Gordon Padelford October 1, 2015 Safety Over Speeding Campaign for Rainier Ave S

Rainier Avenue South was the most dangerous street in Seattle, tearing apart many families, keeping people from walking in their neighborhood to visit friends, families, schools, and businesses.

It was a hazardous barrier, physically dividing the Rainier Valley community.

With one crash every day causing 630 injuries and two fatalities in the last three years, the …

Trick or Treat with Play Streets

Gordon Padelford September 30, 2015 At Halloween, the only scary thing should be the costumes - not kids dodging cars. Luckily, it is easy to turn your block into an oasis where kids and parents can walk, Trick or Treat, and play without fear. Turn your street into a Play Street for Halloween, or set up a recurring event where kids can safely play in the street and cars …

Let's Talk About Lane Width

Cathy Tuttle September 26, 2015 jointly published on The Urbanist Crosswalk wet pavement Lane width helps to control speed on urban streets. People driving tend to slow when streets are narrow.

Urban Streets

The National Association of City Transportation Officials (NACTO) recommends a default of 10-foot lanes.

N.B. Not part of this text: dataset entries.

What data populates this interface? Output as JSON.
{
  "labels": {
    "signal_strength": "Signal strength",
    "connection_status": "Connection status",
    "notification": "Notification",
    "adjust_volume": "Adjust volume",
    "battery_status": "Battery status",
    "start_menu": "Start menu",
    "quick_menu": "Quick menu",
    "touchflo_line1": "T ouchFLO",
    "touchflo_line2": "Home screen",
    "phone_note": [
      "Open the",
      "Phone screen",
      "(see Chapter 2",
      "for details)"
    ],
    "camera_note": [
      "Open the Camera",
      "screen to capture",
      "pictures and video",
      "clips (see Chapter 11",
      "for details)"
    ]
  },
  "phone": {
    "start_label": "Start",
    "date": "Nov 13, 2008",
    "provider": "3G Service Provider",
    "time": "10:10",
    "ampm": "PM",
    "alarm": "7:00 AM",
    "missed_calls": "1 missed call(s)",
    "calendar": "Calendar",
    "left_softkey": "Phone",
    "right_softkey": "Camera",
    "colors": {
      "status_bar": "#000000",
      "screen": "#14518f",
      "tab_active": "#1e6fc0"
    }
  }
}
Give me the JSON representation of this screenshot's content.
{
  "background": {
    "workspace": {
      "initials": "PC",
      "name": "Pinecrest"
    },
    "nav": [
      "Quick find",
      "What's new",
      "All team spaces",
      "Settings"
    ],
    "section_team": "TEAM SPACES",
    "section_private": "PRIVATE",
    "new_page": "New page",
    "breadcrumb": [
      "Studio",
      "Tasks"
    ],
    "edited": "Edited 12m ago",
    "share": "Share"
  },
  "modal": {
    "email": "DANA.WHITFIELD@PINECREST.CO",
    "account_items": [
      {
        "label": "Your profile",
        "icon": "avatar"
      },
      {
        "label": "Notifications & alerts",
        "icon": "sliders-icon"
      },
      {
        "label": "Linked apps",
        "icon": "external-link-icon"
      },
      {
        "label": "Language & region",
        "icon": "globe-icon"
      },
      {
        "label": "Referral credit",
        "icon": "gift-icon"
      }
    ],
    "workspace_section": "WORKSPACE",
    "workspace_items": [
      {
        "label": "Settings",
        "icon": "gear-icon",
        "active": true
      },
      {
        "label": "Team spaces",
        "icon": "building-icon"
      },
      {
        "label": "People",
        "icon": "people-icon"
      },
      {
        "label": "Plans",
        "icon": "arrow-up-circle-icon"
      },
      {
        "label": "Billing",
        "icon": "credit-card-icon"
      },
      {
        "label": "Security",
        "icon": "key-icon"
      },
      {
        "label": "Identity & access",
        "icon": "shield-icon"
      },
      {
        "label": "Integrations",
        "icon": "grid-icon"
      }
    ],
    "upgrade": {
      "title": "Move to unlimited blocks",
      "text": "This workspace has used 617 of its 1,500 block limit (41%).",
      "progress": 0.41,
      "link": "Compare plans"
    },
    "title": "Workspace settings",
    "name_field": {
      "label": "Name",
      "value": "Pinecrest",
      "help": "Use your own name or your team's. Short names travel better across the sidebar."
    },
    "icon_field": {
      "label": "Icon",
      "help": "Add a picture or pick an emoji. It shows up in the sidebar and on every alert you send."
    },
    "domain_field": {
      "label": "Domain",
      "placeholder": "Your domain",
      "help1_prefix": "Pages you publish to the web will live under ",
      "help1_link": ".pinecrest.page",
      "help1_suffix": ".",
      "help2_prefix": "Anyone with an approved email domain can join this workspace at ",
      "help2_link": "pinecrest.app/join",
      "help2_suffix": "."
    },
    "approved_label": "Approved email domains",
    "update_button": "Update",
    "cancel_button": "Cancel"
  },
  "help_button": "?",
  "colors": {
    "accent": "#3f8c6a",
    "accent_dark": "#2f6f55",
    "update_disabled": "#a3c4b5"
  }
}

"Lane widths of 10 feet are appropriate in urban areas and have a positive impact on a street's safety without impacting traffic operations. For designated …